For low to moderate myopes and low hyperopes with a thin cornea, I prefer a surfaced based corneal procedure (ALSA, PRK) (Figure 1). However, there is a definite zone in high myopia for which phakic IOLs are my preferred option.

While this makes up only a small percentage of the total number of patients in my practice (Figure 2), these lenses are becoming increasingly more sophisticated and our experience, length of follow-up and confidence in these devices, is growing.

these lenses are becoming increasingly more sophisticated and our experience, length of follow-up and confidence in these devices, is growing.

Options Available

Phakic IOLs differ from standard intraocular lenses (IOLs) in that they are placed inside the eye without removal of the crystalline lens. They can correct both myopia and hypermetropia, however the platform for myopia is more widely used and better developed.

There are basically three types of phakic IOLs, which are categorised by their final position within the eye.

1. Prelenticular: The most widely used is the Staar Visian ICL (intraocular contact lens).

2. Iris Clip: Both the Artisan and Verisyse have the same platform, but are marketed by different companies.

3. Anterior Chamber: The Alcon Cache is the latest and best example of this style of lens.

Each of these lenses has its proponents and clear advantages and disadvantages. The Staar ICL (Figure 3) is probably the easiest for the surgeon to insert and, for any cataract surgeon, the learning curve is relatively short. The main problem with this lens is the incidence of cataract formation over time. Clinically significant cataracts formed in more than five per cent of cases in a 2007 US Food and Drug Administration (FDA) trial. This may necessitate cataract removal in some cases, which would precipitate an increased risk of retinal detachment in these myopes.

The Iris Clip lens (Figure 4) has been my preferred lens for many years. It is more cumbersome to insert but has the capacity for hyperopic and astigmatic correction. The foldable platform has meant the incision size is now comparable to the other styles. Dislocation can occur and the learning curve is relatively steep. Rare cases of un-cosmetic pupillary distortion have been reported, but I have not encountered this problem. Cataract formation is rare with this lens.
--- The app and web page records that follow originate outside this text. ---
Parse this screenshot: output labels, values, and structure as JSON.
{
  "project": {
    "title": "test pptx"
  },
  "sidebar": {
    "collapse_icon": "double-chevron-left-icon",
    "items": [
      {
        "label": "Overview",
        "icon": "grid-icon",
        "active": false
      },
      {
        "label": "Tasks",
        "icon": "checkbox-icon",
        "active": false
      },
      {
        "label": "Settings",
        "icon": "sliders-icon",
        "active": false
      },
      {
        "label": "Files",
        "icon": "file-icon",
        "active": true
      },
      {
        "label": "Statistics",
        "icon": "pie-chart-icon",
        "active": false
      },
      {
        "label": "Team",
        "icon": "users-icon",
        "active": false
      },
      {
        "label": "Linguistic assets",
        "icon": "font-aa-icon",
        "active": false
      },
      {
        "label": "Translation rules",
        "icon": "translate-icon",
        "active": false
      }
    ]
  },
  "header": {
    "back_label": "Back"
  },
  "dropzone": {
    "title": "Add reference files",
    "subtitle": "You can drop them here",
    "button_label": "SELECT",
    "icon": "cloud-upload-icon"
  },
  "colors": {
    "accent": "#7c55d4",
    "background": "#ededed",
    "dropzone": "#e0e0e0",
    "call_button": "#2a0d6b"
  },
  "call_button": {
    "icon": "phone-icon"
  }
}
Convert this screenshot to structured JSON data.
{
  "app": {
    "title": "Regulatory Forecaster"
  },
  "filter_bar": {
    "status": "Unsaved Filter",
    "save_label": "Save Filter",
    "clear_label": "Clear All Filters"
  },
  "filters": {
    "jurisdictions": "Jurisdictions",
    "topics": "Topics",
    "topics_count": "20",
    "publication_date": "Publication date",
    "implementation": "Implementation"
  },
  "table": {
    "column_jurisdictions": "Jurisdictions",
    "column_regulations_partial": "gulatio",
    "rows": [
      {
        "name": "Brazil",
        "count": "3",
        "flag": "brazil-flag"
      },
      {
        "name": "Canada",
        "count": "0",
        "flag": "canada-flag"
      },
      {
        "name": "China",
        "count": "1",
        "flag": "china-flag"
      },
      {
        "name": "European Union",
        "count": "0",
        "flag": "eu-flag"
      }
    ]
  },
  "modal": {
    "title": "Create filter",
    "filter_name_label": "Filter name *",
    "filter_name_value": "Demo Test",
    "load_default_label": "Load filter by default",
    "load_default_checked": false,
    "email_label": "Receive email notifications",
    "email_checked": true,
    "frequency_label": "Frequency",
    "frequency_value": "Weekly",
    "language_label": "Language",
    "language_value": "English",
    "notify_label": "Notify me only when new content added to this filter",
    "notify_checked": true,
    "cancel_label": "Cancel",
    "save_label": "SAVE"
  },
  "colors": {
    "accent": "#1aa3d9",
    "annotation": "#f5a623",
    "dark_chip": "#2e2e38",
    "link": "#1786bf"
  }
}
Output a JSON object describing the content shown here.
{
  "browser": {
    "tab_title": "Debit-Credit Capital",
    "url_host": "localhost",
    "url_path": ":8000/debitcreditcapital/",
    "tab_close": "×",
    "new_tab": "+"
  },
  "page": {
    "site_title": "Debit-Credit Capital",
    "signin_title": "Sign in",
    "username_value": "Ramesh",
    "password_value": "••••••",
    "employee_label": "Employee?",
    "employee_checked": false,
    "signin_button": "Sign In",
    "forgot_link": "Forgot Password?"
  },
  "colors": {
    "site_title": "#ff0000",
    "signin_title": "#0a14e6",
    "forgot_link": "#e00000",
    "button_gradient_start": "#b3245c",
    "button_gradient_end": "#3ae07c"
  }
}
The new Alcon Cache (Figure 5) is placed in the anterior chamber and, unlike the other two varieties, does not require a peripheral iridectomy. It is easy to insert and as long as the anterior segment parameters are adhered to, is a safe and reasonable option for myopes. There is no toric or hypermetropic solution with this platform.

Risks Exist

Phakic IOLs are safe – but not perfectly safe. Entering the eye in any operation runs the risk, however rare, of endophthalmitis. The main concern with phakic IOLs, which has prevented them taking over from LASIK for moderate degrees of myopia, is their long-term impact on endothelial cell count. There is still some concern that these lenses may be causing an accelerated endothelial cell loss over a 10 year period.

It is for this reason, and this reason alone, that I am cautious in offering these lenses to my patients. There are, however, patients with high myopia for whom these lenses are appropriate because they are contact lens intolerant or can’t wear glasses or contacts in their chosen occupation. In these situations, the risk/benefit analysis makes sense. The quality of vision these patients achieve is often superb. The elimination of their high myopia removes a minification effect and their uncorrected visual acuity is often better than their best corrected vision prior to the surgery.

If, as the trends are suggesting, endothelial cell loss is flattening out with time, these lenses will become used more widely and with more confidence. There is no doubt that when appropriately used, they can make a significant difference to people’s lives but, at this stage, careful patient selection is necessary.

Dr. Gerard Sutton is the inaugural Sydney Medical School Foundation Professor of Corneal and Refractive Surgery at Sydney University.